# Stanford EE274: Data Compression I 2023 I Lecture 6 - Arithmetic Coding

## Arithmetic Coding

- Arithmetic coding is a data compression technique that assigns shorter binary representations to more probable sequences.
- It treats the entire data as a single block, making it a streaming algorithm with linear complexity of O(n).
- The algorithm maps input sequences to a range on the number line and communicates that range to the decoder.
- Shorter intervals on the number line require more bits to describe, while longer intervals require fewer bits.
- More probable sequences correspond to larger intervals and hence shorter bit lengths.
- Arithmetic coding achieves an expected code length that is within two bits of the entropy of the source.
- Encoding and decoding with arithmetic coding are linear time processes.
- Unlike Huffman coding, arithmetic coding does not require a pre-constructed code book.
- Arithmetic coding can handle varying probabilities at each step.
- Precision issues can arise as the intervals become very small, which can be addressed by releasing common initial digits.

## Comparison with Block Coding

- Block codes can achieve entropy as the block size increases, but the convergence rate of 1/B is not ideal.
- Exponential complexity in codebook size makes block codes impractical for large block sizes.
- The overhead of 1/B can be significant compared to the entropy, especially when the entropy is small.

## Comparison with Huffman Coding

- Arithmetic coding is more efficient than Huffman coding in terms of compression, but it is slower due to the arithmetic operations involved.

## Modern Codes

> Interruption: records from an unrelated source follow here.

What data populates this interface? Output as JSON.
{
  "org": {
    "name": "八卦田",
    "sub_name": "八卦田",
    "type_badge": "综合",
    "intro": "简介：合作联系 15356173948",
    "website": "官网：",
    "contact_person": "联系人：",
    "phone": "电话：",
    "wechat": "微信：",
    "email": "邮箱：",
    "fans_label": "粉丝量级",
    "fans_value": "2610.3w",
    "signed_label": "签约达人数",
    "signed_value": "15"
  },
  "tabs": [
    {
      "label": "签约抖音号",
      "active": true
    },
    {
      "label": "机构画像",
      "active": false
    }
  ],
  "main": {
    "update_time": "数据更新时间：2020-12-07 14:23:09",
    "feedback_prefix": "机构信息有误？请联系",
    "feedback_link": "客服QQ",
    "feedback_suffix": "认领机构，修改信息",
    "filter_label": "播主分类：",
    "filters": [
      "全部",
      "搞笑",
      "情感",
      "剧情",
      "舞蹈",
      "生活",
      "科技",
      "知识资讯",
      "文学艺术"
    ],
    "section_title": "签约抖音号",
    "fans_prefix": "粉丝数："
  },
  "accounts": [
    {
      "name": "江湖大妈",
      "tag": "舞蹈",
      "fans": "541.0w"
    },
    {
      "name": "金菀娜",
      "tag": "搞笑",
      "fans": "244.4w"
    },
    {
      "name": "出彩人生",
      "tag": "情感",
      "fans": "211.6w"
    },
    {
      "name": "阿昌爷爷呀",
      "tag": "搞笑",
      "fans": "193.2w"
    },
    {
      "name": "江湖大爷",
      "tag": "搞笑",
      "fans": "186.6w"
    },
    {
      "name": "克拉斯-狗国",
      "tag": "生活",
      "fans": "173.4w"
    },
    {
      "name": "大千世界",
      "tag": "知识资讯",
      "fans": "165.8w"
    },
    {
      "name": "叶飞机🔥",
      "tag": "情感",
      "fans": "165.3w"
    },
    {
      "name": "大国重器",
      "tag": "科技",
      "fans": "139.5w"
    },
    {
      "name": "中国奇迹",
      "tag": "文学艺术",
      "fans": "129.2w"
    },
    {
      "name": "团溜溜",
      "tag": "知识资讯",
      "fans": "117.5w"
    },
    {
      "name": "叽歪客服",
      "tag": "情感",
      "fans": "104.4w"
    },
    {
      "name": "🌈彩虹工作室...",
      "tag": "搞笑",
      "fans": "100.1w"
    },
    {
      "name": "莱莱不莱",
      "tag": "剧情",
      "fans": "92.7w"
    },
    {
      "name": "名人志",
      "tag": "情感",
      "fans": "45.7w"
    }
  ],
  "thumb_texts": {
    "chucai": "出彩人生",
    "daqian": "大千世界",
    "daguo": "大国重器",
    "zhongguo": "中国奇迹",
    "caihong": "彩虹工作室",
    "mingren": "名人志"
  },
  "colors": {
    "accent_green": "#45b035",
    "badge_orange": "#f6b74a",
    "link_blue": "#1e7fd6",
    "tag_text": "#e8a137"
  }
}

- Two modern codes, developed in the last 10-20 years, are TS and range coding, which offer faster decompression speeds while still achieving similar compression ratios to arithmetic coding.